The author of the Harper's piece, essayist Katie Roiphe, told the Times in an email that her piece did not name the woman.

If, by contrast, the person who started the list and the people who contributed to it are neither in positions of power nor hoping to exploit a feminist moment to take down male journalists and provoke a backlash, then it's certainly reasonable to argue that the risk of placing those people in danger by exposing them might be more substantial than the news value in naming them. "If not, how would you respond to this allegation?"

Donegan admits that her life "changed dramatically" after her spreadsheet was released. "I lost friends: some who thought I had been overzealous, others who thought I had not been zealous enough".

She said she has lived in fear that she too will be exposed and harassed ever since.

Still, Donegan supports the movement and its ambitions.

"At the rally in Columbus Circle, protesters chanted for President Trump to resign: So far, 19 women have gone on the record to accuse him of sexual misconduct", she wrote in a piece published on the London Book Review.

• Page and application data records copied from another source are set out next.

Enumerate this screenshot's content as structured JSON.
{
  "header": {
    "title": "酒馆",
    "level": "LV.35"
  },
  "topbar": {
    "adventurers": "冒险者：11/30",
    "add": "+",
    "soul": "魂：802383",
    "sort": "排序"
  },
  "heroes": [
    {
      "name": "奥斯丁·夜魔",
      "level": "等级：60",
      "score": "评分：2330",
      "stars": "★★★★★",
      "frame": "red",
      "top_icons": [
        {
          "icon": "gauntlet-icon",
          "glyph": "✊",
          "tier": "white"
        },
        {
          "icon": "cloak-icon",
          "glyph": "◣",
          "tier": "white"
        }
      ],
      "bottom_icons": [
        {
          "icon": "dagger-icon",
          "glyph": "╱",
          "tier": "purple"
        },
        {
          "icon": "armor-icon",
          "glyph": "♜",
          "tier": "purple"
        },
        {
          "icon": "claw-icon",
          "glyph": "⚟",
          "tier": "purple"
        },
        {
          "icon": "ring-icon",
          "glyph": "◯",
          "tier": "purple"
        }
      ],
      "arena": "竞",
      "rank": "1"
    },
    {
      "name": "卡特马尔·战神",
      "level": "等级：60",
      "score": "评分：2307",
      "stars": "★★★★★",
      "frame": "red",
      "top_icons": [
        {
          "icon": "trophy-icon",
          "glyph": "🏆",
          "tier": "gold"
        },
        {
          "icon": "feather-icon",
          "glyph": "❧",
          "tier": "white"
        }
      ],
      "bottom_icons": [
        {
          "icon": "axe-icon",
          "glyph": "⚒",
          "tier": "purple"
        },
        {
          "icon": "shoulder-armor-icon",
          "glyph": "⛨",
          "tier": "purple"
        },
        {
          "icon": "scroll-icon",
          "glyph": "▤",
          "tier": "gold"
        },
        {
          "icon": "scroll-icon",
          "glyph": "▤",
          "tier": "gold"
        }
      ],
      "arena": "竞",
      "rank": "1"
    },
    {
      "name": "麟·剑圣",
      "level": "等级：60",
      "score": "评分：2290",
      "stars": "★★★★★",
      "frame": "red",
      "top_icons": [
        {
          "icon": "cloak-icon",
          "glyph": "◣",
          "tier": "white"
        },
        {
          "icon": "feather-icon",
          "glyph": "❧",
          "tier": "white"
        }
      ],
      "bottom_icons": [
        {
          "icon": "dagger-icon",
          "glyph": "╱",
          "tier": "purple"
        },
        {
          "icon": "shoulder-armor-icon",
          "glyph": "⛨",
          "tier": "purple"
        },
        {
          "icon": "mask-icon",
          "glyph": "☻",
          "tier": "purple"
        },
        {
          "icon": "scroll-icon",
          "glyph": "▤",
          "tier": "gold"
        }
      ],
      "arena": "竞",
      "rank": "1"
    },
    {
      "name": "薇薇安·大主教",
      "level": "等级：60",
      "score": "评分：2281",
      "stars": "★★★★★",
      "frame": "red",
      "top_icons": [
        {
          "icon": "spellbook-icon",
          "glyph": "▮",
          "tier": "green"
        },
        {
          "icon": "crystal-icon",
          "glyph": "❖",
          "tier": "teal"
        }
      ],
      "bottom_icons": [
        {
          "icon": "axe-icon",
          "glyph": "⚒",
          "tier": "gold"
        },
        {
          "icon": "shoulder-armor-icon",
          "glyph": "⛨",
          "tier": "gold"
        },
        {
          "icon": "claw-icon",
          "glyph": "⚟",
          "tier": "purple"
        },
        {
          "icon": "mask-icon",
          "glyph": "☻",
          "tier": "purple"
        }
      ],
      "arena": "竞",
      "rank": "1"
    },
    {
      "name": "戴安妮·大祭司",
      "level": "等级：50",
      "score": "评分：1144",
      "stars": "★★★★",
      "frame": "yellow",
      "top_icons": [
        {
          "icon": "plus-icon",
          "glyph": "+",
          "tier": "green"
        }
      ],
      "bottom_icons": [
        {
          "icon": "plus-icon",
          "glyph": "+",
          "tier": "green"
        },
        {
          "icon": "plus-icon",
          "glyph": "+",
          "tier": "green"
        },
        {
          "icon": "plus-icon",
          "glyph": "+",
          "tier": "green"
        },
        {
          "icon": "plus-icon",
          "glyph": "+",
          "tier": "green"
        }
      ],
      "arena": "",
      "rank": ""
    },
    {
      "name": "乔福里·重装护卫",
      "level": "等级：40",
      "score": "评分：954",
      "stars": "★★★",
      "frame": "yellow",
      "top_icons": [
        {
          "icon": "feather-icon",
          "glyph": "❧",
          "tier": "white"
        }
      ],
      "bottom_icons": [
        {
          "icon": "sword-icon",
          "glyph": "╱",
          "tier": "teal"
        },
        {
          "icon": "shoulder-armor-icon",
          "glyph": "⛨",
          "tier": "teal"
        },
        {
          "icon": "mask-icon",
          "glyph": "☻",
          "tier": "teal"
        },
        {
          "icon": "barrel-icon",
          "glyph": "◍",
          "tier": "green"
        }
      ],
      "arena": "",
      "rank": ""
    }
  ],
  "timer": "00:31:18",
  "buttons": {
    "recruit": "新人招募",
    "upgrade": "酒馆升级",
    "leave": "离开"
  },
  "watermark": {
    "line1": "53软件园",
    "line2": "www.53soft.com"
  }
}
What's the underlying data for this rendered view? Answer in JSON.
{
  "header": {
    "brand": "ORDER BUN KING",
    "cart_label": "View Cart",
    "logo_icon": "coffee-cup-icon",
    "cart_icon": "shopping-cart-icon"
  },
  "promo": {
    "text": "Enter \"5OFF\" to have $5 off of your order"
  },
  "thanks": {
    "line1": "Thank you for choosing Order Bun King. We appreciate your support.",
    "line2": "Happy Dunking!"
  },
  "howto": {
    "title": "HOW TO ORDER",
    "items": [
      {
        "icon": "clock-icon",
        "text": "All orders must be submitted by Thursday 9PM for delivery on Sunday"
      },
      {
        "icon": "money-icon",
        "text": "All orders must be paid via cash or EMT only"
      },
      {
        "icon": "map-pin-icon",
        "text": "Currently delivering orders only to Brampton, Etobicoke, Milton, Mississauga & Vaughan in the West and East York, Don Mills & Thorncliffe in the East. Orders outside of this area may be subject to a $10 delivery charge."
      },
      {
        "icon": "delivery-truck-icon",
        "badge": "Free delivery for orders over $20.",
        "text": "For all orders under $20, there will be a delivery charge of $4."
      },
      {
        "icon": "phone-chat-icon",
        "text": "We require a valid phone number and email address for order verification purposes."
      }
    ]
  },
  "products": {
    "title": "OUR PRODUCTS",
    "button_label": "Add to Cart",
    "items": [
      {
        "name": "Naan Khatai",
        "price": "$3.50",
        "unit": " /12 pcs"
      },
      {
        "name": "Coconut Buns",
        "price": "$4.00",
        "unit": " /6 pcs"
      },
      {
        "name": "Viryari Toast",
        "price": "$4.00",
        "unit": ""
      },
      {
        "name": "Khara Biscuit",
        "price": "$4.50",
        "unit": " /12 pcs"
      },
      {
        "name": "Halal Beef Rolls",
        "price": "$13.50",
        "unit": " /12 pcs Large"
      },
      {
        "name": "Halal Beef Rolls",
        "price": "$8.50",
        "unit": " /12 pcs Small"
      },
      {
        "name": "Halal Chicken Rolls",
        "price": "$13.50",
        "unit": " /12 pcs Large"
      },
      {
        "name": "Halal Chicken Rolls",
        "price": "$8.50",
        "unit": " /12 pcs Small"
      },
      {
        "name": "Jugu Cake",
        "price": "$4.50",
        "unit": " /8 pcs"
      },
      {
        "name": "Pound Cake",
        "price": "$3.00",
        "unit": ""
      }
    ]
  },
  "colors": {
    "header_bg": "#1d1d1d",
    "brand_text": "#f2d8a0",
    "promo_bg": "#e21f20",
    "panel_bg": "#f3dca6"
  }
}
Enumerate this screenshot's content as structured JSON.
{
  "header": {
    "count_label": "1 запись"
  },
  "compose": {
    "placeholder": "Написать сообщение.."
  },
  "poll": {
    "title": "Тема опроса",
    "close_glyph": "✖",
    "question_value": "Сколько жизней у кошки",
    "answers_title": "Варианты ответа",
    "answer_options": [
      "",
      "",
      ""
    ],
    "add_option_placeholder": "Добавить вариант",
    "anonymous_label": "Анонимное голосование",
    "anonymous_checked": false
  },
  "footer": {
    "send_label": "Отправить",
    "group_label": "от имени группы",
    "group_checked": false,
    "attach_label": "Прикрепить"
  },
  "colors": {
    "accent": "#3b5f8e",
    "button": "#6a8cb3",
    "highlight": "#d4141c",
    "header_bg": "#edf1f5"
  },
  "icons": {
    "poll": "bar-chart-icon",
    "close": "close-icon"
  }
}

Now, though, the genuine whistleblower behind the spreadsheet appears to have come forward.